I don’t know if anyone else has picked up on this, but even though they may sound like it, CofC events such as Cisternfest, Georgestock and Cougar-palooza are not, in fact, international music festivals. They are, however, conducive to meeting new people, getting free food and goodies as well as finding a fun place to get involved on campus.

On Saturday, August 23, students from all backgrounds, majors, interests, religions and hobbies walked up and down George Street collecting brochures, listening to music (most notably “No Scrubs” by TLC) and making like bandits with tons of free goodies. Over 120 clubs at CofC are hoping to have attracted new members to their various organizations. Think of it like a job fair, but subtract the pressure, resumes, sweaty handshakes and uncomfortable high heels. Students looked for groups in which to get involved, groups in which they belong. And belong, they will.

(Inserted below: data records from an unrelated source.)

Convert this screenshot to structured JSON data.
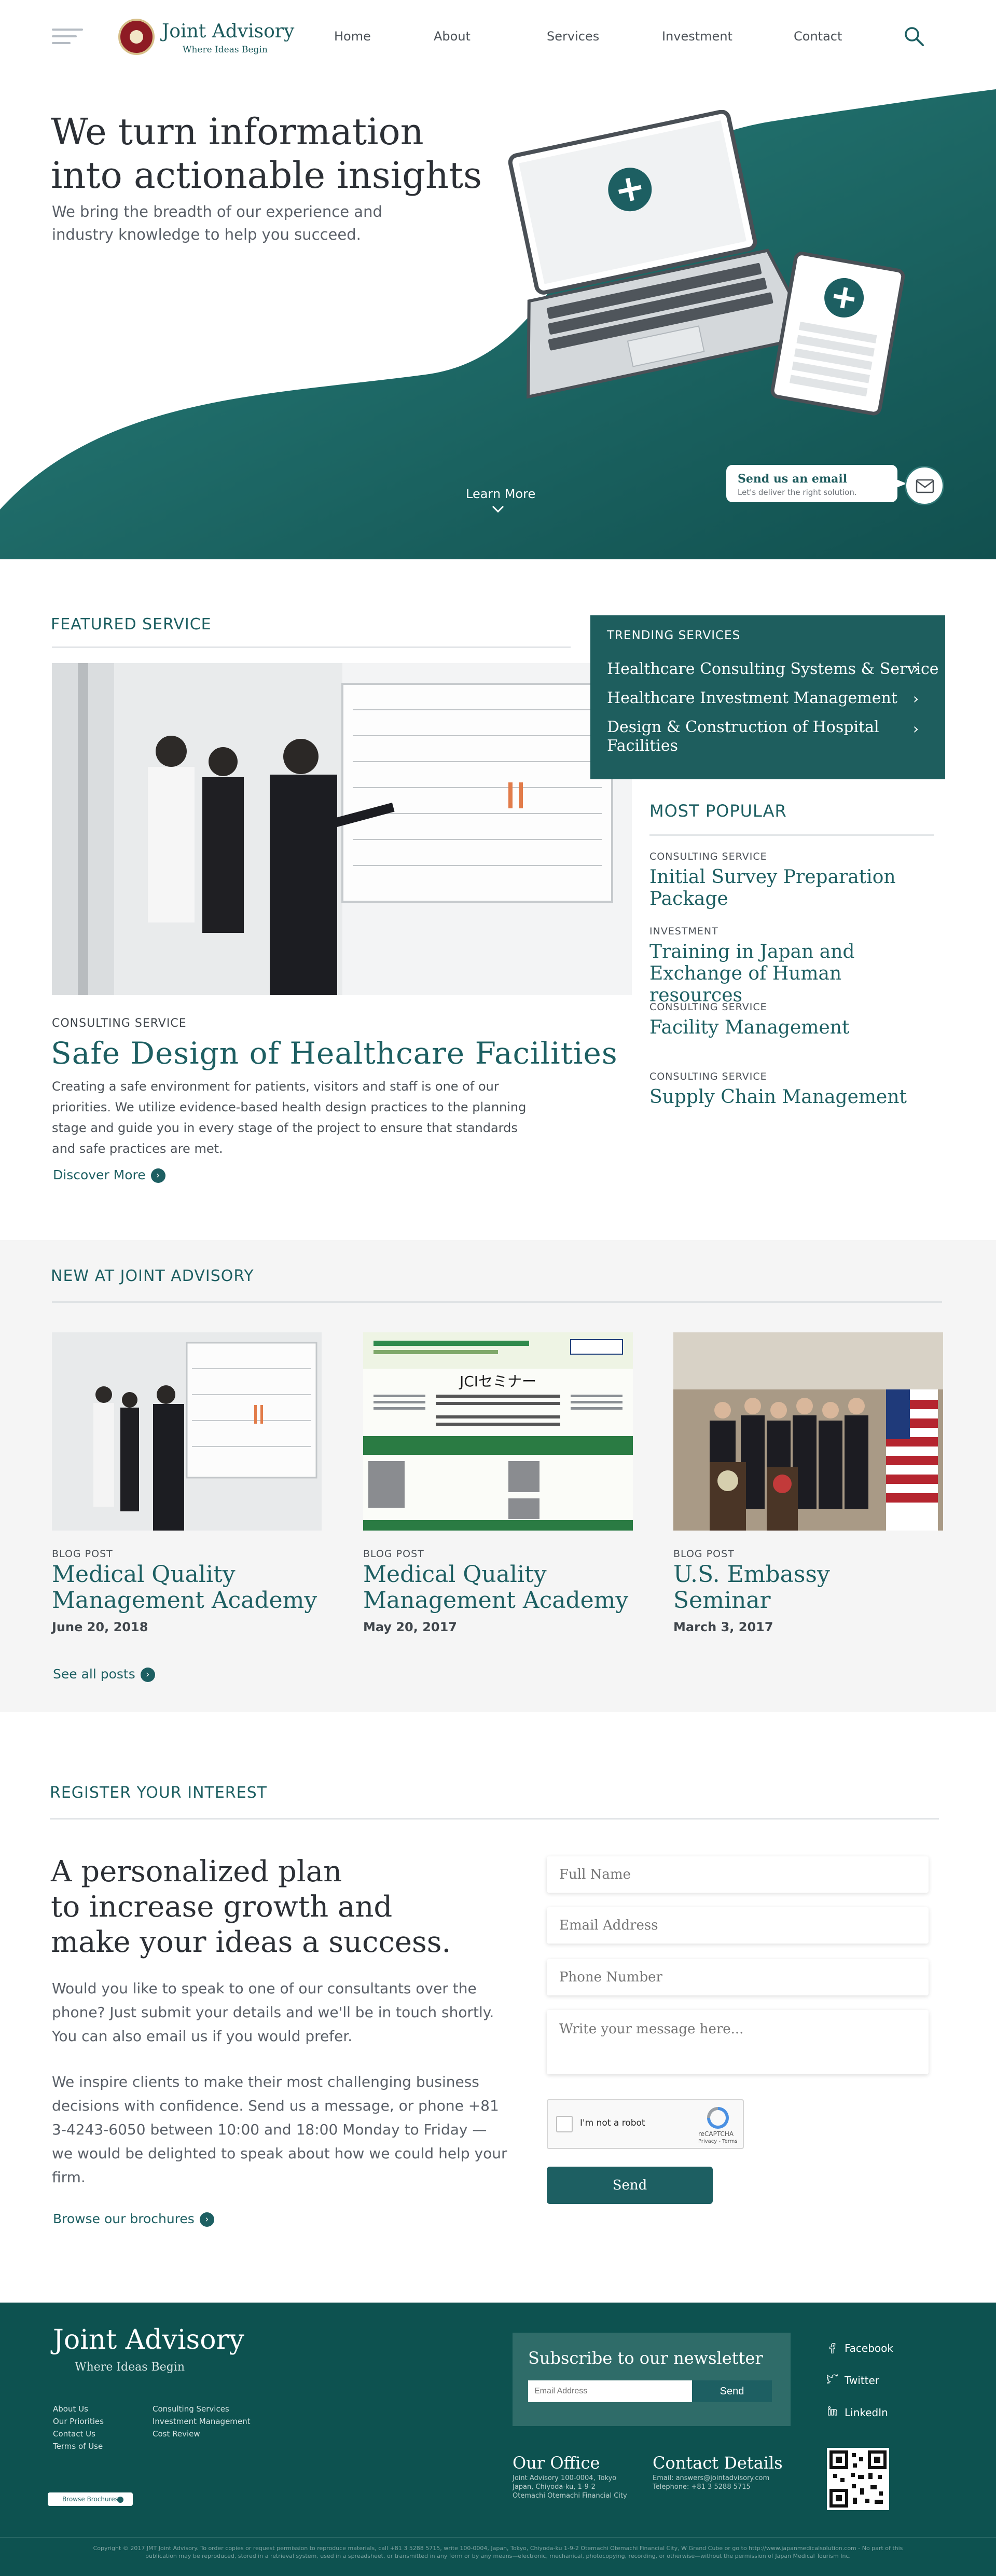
{
  "header": {
    "brand": "Joint Advisory",
    "tagline": "Where Ideas Begin",
    "nav": [
      "Home",
      "About",
      "Services",
      "Investment",
      "Contact"
    ]
  },
  "hero": {
    "headline_1": "We turn information",
    "headline_2": "into actionable insights",
    "subtext": "We bring the breadth of our experience and industry knowledge to help you succeed.",
    "learn_more": "Learn More",
    "email_title": "Send us an email",
    "email_sub": "Let's deliver the right solution.",
    "colors": {
      "teal": "#1e6e6b",
      "teal_dark": "#14504f"
    }
  },
  "featured": {
    "label": "FEATURED SERVICE",
    "category": "CONSULTING SERVICE",
    "title": "Safe Design of Healthcare Facilities",
    "body": "Creating a safe environment for patients, visitors and staff is one of our priorities. We utilize evidence-based health design practices to the planning stage and guide you in every stage of the project to ensure that standards and safe practices are met.",
    "cta": "Discover More"
  },
  "trending": {
    "label": "TRENDING SERVICES",
    "items": [
      "Healthcare Consulting Systems & Service",
      "Healthcare Investment Management",
      "Design & Construction of Hospital Facilities"
    ]
  },
  "popular": {
    "label": "MOST POPULAR",
    "items": [
      {
        "category": "CONSULTING SERVICE",
        "title": "Initial Survey Preparation Package"
      },
      {
        "category": "INVESTMENT",
        "title": "Training in Japan and Exchange of Human resources"
      },
      {
        "category": "CONSULTING SERVICE",
        "title": "Facility Management"
      },
      {
        "category": "CONSULTING SERVICE",
        "title": "Supply Chain Management"
      }
    ]
  },
  "news": {
    "label": "NEW AT JOINT ADVISORY",
    "cards": [
      {
        "category": "BLOG POST",
        "title": "Medical Quality Management Academy",
        "date": "June 20, 2018"
      },
      {
        "category": "BLOG POST",
        "title": "Medical Quality Management Academy",
        "date": "May 20, 2017",
        "poster_title": "JCIセミナー"
      },
      {
        "category": "BLOG POST",
        "title": "U.S. Embassy Seminar",
        "date": "March 3, 2017"
      }
    ],
    "see_all": "See all posts"
  },
  "register": {
    "label": "REGISTER YOUR INTEREST",
    "headline_1": "A personalized plan",
    "headline_2": "to increase growth and",
    "headline_3": "make your ideas a success.",
    "para_1": "Would you like to speak to one of our consultants over the phone? Just submit your details and we'll be in touch shortly. You can also email us if you would prefer.",
    "para_2": "We inspire clients to make their most challenging business decisions with confidence. Send us a message, or phone +81 3-4243-6050 between 10:00 and 18:00 Monday to Friday — we would be delighted to speak about how we could help your firm.",
    "browse": "Browse our brochures",
    "placeholders": {
      "name": "Full Name",
      "email": "Email Address",
      "phone": "Phone Number",
      "message": "Write your message here..."
    },
    "captcha_label": "I'm not a robot",
    "captcha_brand": "reCAPTCHA",
    "captcha_links": "Privacy - Terms",
    "send": "Send"
  },
  "footer": {
    "brand": "Joint Advisory",
    "tagline": "Where Ideas Begin",
    "links_col1": [
      "About Us",
      "Our Priorities",
      "Contact Us",
      "Terms of Use"
    ],
    "links_col2": [
      "Consulting Services",
      "Investment Management",
      "Cost Review"
    ],
    "newsletter_title": "Subscribe to our newsletter",
    "newsletter_placeholder": "Email Address",
    "newsletter_send": "Send",
    "social": [
      "Facebook",
      "Twitter",
      "LinkedIn"
    ],
    "office_title": "Our Office",
    "office_lines": [
      "Joint Advisory 100-0004, Tokyo",
      "Japan, Chiyoda-ku, 1-9-2",
      "Otemachi Otemachi Financial City"
    ],
    "contact_title": "Contact Details",
    "contact_lines": [
      "Email: answers@jointadvisory.com",
      "Telephone: +81 3 5288 5715"
    ],
    "brochure_btn": "Browse Brochures",
    "copyright": "Copyright © 2017 JMT Joint Advisory. To order copies or request permission to reproduce materials, call +81 3 5288 5715, write 100-0004, Japan, Tokyo, Chiyoda-ku 1-9-2 Otemachi Otemachi Financial City, W Grand Cube or go to http://www.japanmedicalsolution.com - No part of this publication may be reproduced, stored in a retrieval system, used in a spreadsheet, or transmitted in any form or by any means—electronic, mechanical, photocopying, recording, or otherwise—without the permission of Japan Medical Tourism Inc."
  }
}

With a variety of clubs spanning from the Atheist-Human Alliance all the way to the Belly Dancing Club, there was a table for everyone. And that’s not to say that the people who don’t fit in to any of those 120 clubs can’t start something equally as wacky on their own with 10 other people who share the same interest (CofC Cheese Club, we’re looking at you).


(Photo by Sam McCauley)

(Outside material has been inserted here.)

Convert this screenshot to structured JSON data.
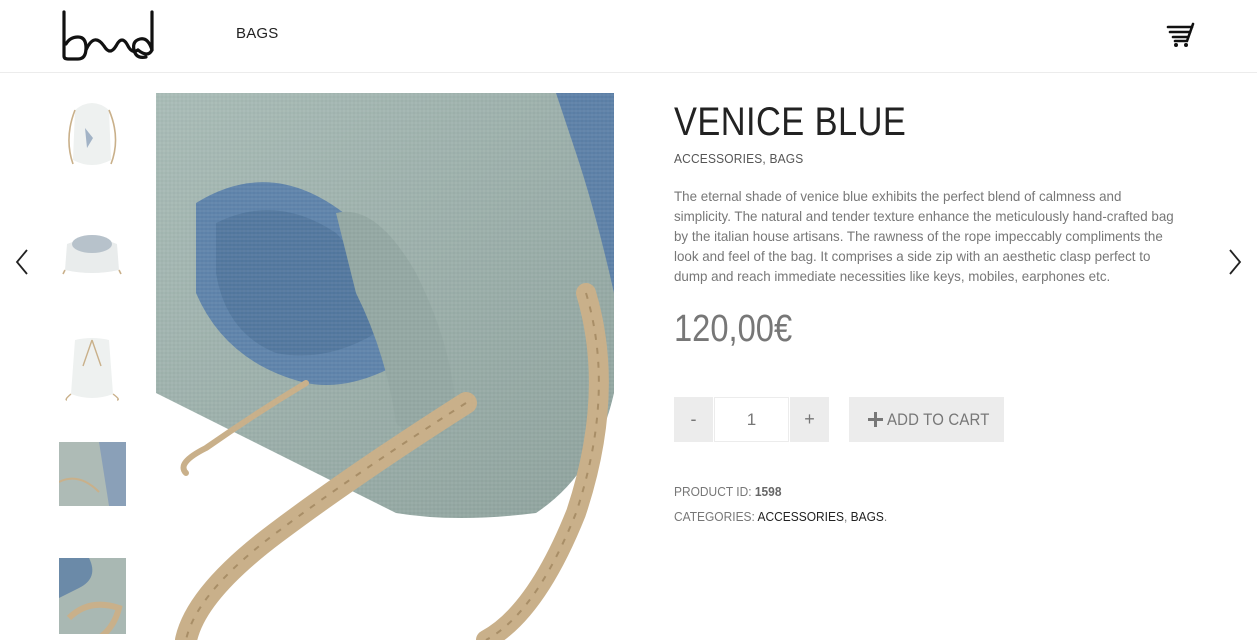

Among the tables at the fair was the CofC Rotaract Club. Fairly new to campus, after just starting at the beginning of the Spring 2014 semester, the members of the Rotaract Club strive to expand the continuum of service and change by addressing the needs in their community. A member named Ellie Flock said, “The focus on being embedded in the community as well as internationally gives us a double edge.”

Since it was established, this service-oriented club has already raised money for a local non-profit organization through a screening of the film “Girl Rising.” Vice President of the Rotaract Club, Jake Saxon, believes the club provides opportunities to fulfill personal service projects as well as ones on a greater scheme Sayon said, “As a member of the Rotaract Club, you have a chance to work on professional and self development.” This year, the Rotaract Club wants to focus on building up local opportunities to promote social change.

Under a different focus, the Anime Association proudly called on the masses to join their club that they say “caters to everyone.” Anime Association President Jordynne Von Ins said, “Even if you don’t think you would like anime, it’s a lot of fun, something new, and not an exclusive club.” Some of the activities provided for members include watching an entire anime series each semester, traveling to anime conventions and putting on an annual 2-day, student-run convention that attracts 400-500 people. “It’s a bigger social community,” said Von Ins. “A lot of the members are friends outside of the club.”

Another organization that is stepping out on campus is aptly named WeRISE. We RISE, an acronym for Women

(Photo by Sam McCauley)

(Photo by Sam McCauley)

Reaching Independence through Support and Education, was founded on campus by two members of a sorority who wanted to expand the realm of sisterhood to a greater scheme on campus. Although the group is based on women’s empowerment, president and co-founder Shaenna Lambert said, “Men are always welcome to come to events.” Some events that the group has put on include spa days and partnership events with the Girl Scouts of the USA. Lambert said,“We are still in the process of growing. We really want to see what people want from their community and from their lives as a whole.”

Although there may not be copious amounts of LSD and dreadlocks, events like Cisternfest allow students to enjoy the fresh (or rather humid and thick) air, listen to trendy tunes, snag some free buttons and pens and find somewhere to fit in to the hustlin’ and bustlin’ community that is the College of Charleston.

Dates for a real “C of C-oachella” are yet to be determined.

1315 Total Views 6 Views Today
Authored by: Courtney Eker

Courtney Eker is a junior Political Science and Spanish double major, with a minor in Communication. Hailing from Albuquerque, New Mexico (s/o to the 505), Courtney can be found explaining the geographical differences between New and normal Mexico to confused southerners. Courtney finds joy in petting strangers' dogs and talking baby language to strangers' babies on King Street. Courtney fills any possible spare time with her duties of being the Editor in Chief of Cisternyard News, a Chapter Founder/Leader of the not-for-profit organization Nourish International and a Peer Facilitator for Freshman Year Seminar courses. She holds in her heart a warm place for Cambodia, her two dogs Dudley and Joey and sandwiches from Persimmon Cafe.

Leave a Reply

Your email address will not be published. Required fields are marked *